:: WORK REQUIRED ::
Wherever the word "name" appears in a line below, that line counts; report the total number of such lines only.
START RECORDS FOR THE EXERCISE
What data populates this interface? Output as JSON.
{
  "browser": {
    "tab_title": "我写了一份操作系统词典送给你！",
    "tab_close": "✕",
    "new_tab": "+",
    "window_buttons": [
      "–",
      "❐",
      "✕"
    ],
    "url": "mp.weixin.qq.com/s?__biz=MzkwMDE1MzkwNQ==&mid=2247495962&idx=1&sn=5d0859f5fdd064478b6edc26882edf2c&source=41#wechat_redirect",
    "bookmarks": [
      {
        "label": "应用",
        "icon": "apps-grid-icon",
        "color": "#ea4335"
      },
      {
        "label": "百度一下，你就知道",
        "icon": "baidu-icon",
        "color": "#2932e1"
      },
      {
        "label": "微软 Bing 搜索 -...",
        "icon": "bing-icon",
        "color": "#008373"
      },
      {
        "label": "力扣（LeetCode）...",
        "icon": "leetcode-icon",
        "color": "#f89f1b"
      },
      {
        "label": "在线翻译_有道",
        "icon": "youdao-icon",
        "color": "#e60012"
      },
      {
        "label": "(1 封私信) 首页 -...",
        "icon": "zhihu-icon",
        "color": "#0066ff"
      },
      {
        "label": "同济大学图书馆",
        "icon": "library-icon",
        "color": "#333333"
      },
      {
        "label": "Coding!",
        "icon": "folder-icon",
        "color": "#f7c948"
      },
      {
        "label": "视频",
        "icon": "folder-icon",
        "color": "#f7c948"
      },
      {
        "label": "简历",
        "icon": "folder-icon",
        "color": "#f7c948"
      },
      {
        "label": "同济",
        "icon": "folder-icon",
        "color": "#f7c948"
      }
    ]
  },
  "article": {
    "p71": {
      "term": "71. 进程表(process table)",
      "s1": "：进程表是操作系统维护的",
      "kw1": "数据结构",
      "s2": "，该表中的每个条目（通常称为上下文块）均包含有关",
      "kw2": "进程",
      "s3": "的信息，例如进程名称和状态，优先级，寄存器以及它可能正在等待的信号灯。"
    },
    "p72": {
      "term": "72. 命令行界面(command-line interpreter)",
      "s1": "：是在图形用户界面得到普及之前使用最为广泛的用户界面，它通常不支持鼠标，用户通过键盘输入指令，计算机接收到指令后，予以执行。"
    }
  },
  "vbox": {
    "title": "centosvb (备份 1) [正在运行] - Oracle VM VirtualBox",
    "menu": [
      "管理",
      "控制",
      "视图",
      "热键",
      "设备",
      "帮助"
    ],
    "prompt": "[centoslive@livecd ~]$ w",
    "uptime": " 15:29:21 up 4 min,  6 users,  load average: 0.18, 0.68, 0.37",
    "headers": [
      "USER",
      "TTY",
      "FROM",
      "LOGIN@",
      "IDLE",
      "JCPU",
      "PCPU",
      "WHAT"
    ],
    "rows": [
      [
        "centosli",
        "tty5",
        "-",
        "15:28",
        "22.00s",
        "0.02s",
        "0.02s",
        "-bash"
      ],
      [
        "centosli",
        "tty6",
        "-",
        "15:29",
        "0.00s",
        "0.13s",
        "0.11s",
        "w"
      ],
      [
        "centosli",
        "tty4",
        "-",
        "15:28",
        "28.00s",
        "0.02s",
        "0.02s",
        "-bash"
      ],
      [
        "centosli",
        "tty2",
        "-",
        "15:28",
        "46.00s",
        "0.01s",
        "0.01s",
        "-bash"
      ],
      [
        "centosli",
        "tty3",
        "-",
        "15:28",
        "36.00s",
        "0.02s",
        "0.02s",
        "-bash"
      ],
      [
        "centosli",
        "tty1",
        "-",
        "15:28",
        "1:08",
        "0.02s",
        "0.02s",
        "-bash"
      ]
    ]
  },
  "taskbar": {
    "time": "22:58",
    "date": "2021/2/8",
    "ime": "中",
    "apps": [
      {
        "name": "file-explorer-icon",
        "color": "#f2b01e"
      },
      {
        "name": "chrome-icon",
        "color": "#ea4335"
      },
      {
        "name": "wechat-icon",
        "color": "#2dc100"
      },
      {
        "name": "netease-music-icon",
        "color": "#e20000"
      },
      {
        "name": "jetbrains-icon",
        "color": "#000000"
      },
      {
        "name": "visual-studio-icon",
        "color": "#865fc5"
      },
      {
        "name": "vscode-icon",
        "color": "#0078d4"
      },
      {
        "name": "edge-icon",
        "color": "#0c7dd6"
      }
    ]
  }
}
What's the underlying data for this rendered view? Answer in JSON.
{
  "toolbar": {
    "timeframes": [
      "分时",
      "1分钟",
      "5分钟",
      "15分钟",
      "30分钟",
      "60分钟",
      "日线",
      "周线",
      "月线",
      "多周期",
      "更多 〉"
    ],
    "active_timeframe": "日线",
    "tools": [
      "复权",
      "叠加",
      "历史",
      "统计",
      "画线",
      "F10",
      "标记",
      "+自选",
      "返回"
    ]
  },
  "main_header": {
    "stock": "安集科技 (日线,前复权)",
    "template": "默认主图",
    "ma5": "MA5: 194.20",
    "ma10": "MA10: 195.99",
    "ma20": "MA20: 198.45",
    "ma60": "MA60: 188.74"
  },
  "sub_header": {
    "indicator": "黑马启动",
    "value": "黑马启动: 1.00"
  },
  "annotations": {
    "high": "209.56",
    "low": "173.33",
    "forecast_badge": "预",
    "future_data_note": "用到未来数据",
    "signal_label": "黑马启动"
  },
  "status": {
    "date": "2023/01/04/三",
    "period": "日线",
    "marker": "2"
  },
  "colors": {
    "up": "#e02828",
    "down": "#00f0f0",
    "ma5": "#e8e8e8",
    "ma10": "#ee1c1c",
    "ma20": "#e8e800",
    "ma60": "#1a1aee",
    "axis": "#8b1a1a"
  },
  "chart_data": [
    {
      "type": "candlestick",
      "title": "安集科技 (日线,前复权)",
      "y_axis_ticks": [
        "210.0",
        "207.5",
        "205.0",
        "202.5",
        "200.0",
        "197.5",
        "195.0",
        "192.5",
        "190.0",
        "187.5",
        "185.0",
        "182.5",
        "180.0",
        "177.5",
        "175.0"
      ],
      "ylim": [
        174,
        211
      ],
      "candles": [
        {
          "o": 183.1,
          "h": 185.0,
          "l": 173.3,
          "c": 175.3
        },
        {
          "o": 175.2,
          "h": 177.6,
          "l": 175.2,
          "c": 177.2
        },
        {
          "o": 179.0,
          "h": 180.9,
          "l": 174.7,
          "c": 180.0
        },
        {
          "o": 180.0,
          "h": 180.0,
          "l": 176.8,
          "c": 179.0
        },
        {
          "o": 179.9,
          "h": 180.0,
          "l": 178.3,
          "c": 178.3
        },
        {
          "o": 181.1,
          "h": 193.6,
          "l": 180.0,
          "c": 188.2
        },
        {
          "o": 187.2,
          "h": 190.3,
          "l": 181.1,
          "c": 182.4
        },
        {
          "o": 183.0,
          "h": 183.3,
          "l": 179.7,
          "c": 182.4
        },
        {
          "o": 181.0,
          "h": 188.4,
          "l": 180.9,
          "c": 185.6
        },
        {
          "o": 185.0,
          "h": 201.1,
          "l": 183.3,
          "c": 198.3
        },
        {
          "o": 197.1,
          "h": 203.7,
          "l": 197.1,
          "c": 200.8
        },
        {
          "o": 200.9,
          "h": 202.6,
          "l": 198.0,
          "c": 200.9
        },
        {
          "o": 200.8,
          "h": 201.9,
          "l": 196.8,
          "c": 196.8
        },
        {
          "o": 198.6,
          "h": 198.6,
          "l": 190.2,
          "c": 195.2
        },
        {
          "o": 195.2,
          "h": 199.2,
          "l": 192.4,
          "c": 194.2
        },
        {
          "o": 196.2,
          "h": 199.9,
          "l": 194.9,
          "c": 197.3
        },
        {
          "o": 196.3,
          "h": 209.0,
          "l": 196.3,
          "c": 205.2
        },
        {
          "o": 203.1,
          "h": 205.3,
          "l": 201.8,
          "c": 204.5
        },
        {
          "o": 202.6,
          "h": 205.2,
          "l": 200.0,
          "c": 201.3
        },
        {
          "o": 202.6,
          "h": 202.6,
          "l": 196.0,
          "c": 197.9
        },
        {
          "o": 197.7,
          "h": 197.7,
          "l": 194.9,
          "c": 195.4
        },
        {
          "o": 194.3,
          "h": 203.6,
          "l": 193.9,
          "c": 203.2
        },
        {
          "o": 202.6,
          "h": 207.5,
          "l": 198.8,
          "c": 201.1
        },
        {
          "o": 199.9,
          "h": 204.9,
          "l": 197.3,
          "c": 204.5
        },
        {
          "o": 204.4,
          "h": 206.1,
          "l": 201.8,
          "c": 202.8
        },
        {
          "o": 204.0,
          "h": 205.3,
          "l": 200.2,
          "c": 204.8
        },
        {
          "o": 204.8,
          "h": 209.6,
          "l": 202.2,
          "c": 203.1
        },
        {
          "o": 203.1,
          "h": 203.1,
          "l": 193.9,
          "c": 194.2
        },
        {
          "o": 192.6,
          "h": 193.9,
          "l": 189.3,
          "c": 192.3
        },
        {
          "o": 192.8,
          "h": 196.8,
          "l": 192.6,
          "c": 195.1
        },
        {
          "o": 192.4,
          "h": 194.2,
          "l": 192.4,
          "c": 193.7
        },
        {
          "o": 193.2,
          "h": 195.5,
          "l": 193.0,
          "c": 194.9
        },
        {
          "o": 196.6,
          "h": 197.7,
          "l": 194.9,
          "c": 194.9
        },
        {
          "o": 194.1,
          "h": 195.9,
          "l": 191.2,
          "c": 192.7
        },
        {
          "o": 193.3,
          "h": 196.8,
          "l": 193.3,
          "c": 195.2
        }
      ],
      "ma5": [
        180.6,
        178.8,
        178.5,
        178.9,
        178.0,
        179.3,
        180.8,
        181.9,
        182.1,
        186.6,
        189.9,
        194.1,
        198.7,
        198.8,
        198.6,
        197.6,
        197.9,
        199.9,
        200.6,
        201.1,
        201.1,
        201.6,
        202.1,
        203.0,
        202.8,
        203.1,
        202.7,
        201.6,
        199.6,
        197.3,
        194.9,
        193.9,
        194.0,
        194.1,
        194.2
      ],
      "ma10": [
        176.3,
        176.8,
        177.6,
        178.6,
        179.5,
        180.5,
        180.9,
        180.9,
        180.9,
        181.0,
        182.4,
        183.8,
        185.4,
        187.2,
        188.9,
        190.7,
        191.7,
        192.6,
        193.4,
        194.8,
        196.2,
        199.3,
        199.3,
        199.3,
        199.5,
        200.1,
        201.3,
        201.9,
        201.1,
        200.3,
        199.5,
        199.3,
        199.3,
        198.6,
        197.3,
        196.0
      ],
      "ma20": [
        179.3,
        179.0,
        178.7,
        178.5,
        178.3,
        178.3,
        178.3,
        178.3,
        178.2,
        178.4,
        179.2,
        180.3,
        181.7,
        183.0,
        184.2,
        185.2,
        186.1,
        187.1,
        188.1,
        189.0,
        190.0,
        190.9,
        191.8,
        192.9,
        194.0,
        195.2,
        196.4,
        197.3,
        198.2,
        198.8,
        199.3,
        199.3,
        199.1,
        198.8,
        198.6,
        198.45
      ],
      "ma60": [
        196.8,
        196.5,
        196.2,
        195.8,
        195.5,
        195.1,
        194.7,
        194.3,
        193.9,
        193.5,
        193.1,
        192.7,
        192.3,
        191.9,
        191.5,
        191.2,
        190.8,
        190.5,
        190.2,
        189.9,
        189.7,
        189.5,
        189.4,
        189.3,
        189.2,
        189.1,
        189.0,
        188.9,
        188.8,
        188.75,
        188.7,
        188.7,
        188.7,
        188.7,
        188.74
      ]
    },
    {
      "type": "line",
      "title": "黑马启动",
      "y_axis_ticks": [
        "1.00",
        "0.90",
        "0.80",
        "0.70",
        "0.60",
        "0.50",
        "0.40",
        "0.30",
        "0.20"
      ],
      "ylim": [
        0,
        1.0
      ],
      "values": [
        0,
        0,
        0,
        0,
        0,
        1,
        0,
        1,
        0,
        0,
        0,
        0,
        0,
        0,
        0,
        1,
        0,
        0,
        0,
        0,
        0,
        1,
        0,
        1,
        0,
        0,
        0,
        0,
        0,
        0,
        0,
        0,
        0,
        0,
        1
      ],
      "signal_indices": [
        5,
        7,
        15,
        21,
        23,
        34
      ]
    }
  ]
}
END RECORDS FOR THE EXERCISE
:: RESPONSE TO THIS EXERCISE ::
8